(Records from a collection)
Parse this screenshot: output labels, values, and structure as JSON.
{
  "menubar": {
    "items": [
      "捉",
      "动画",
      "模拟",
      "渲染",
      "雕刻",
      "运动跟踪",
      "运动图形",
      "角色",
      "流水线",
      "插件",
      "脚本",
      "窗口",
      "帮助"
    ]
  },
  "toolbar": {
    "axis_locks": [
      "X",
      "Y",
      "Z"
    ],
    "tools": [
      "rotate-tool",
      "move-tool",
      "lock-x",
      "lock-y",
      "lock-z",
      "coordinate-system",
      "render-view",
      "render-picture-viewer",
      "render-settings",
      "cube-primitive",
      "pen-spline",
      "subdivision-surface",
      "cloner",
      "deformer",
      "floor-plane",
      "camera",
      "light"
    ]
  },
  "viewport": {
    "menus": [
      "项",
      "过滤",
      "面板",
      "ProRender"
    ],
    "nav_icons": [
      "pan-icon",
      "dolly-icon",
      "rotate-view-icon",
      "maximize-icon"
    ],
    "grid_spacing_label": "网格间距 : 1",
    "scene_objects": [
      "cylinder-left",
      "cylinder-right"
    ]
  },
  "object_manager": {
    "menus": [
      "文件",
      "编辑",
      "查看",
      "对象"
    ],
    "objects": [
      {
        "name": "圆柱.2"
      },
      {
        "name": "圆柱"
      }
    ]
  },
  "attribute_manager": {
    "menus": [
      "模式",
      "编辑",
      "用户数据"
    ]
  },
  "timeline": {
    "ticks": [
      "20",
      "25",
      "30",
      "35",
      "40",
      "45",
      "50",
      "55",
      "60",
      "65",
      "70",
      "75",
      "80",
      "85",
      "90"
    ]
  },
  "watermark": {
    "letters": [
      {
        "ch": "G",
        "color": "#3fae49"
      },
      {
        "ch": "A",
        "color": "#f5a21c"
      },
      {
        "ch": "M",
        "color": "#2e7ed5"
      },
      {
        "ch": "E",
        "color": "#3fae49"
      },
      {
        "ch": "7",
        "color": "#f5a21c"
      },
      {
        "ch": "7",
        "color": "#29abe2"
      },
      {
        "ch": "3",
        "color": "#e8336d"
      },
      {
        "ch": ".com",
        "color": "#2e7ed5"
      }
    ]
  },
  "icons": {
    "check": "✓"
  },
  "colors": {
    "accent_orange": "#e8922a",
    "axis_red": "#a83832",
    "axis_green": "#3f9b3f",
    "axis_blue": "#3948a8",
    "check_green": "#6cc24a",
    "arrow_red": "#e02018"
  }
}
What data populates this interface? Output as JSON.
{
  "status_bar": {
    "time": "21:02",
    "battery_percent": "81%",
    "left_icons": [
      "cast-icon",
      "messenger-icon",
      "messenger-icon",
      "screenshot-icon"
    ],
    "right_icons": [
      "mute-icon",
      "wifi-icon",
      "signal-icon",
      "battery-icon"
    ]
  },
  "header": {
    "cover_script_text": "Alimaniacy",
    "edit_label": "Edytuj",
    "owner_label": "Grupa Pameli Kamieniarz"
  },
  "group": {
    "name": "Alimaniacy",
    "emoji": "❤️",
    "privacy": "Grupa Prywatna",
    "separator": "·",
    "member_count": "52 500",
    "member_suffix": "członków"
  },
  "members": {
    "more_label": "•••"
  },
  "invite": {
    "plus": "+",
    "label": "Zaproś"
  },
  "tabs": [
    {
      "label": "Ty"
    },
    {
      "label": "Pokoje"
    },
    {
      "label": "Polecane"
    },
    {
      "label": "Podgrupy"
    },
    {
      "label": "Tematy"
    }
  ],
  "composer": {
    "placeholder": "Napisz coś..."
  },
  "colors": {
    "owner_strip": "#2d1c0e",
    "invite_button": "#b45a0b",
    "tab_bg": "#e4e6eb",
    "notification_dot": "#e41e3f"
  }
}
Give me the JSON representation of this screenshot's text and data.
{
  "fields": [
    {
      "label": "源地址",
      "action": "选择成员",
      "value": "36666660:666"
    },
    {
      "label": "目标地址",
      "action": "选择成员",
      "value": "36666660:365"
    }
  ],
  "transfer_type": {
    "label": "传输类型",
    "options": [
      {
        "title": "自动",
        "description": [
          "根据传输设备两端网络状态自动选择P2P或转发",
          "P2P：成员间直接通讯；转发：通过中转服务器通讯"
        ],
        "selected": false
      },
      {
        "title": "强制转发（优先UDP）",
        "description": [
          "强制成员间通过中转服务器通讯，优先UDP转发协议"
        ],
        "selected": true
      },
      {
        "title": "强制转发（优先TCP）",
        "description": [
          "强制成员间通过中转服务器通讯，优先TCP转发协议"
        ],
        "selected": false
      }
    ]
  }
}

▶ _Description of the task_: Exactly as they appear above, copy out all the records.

▶ _Finished task_:
Parse this screenshot: output labels, values, and structure as JSON.
{
  "menubar": {
    "items": [
      "捉",
      "动画",
      "模拟",
      "渲染",
      "雕刻",
      "运动跟踪",
      "运动图形",
      "角色",
      "流水线",
      "插件",
      "脚本",
      "窗口",
      "帮助"
    ]
  },
  "toolbar": {
    "axis_locks": [
      "X",
      "Y",
      "Z"
    ],
    "tools": [
      "rotate-tool",
      "move-tool",
      "lock-x",
      "lock-y",
      "lock-z",
      "coordinate-system",
      "render-view",
      "render-picture-viewer",
      "render-settings",
      "cube-primitive",
      "pen-spline",
      "subdivision-surface",
      "cloner",
      "deformer",
      "floor-plane",
      "camera",
      "light"
    ]
  },
  "viewport": {
    "menus": [
      "项",
      "过滤",
      "面板",
      "ProRender"
    ],
    "nav_icons": [
      "pan-icon",
      "dolly-icon",
      "rotate-view-icon",
      "maximize-icon"
    ],
    "grid_spacing_label": "网格间距 : 1",
    "scene_objects": [
      "cylinder-left",
      "cylinder-right"
    ]
  },
  "object_manager": {
    "menus": [
      "文件",
      "编辑",
      "查看",
      "对象"
    ],
    "objects": [
      {
        "name": "圆柱.2"
      },
      {
        "name": "圆柱"
      }
    ]
  },
  "attribute_manager": {
    "menus": [
      "模式",
      "编辑",
      "用户数据"
    ]
  },
  "timeline": {
    "ticks": [
      "20",
      "25",
      "30",
      "35",
      "40",
      "45",
      "50",
      "55",
      "60",
      "65",
      "70",
      "75",
      "80",
      "85",
      "90"
    ]
  },
  "watermark": {
    "letters": [
      {
        "ch": "G",
        "color": "#3fae49"
      },
      {
        "ch": "A",
        "color": "#f5a21c"
      },
      {
        "ch": "M",
        "color": "#2e7ed5"
      },
      {
        "ch": "E",
        "color": "#3fae49"
      },
      {
        "ch": "7",
        "color": "#f5a21c"
      },
      {
        "ch": "7",
        "color": "#29abe2"
      },
      {
        "ch": "3",
        "color": "#e8336d"
      },
      {
        "ch": ".com",
        "color": "#2e7ed5"
      }
    ]
  },
  "icons": {
    "check": "✓"
  },
  "colors": {
    "accent_orange": "#e8922a",
    "axis_red": "#a83832",
    "axis_green": "#3f9b3f",
    "axis_blue": "#3948a8",
    "check_green": "#6cc24a",
    "arrow_red": "#e02018"
  }
}
What data populates this interface? Output as JSON.
{
  "status_bar": {
    "time": "21:02",
    "battery_percent": "81%",
    "left_icons": [
      "cast-icon",
      "messenger-icon",
      "messenger-icon",
      "screenshot-icon"
    ],
    "right_icons": [
      "mute-icon",
      "wifi-icon",
      "signal-icon",
      "battery-icon"
    ]
  },
  "header": {
    "cover_script_text": "Alimaniacy",
    "edit_label": "Edytuj",
    "owner_label": "Grupa Pameli Kamieniarz"
  },
  "group": {
    "name": "Alimaniacy",
    "emoji": "❤️",
    "privacy": "Grupa Prywatna",
    "separator": "·",
    "member_count": "52 500",
    "member_suffix": "członków"
  },
  "members": {
    "more_label": "•••"
  },
  "invite": {
    "plus": "+",
    "label": "Zaproś"
  },
  "tabs": [
    {
      "label": "Ty"
    },
    {
      "label": "Pokoje"
    },
    {
      "label": "Polecane"
    },
    {
      "label": "Podgrupy"
    },
    {
      "label": "Tematy"
    }
  ],
  "composer": {
    "placeholder": "Napisz coś..."
  },
  "colors": {
    "owner_strip": "#2d1c0e",
    "invite_button": "#b45a0b",
    "tab_bg": "#e4e6eb",
    "notification_dot": "#e41e3f"
  }
}
Give me the JSON representation of this screenshot's text and data.
{
  "fields": [
    {
      "label": "源地址",
      "action": "选择成员",
      "value": "36666660:666"
    },
    {
      "label": "目标地址",
      "action": "选择成员",
      "value": "36666660:365"
    }
  ],
  "transfer_type": {
    "label": "传输类型",
    "options": [
      {
        "title": "自动",
        "description": [
          "根据传输设备两端网络状态自动选择P2P或转发",
          "P2P：成员间直接通讯；转发：通过中转服务器通讯"
        ],
        "selected": false
      },
      {
        "title": "强制转发（优先UDP）",
        "description": [
          "强制成员间通过中转服务器通讯，优先UDP转发协议"
        ],
        "selected": true
      },
      {
        "title": "强制转发（优先TCP）",
        "description": [
          "强制成员间通过中转服务器通讯，优先TCP转发协议"
        ],
        "selected": false
      }
    ]
  }
}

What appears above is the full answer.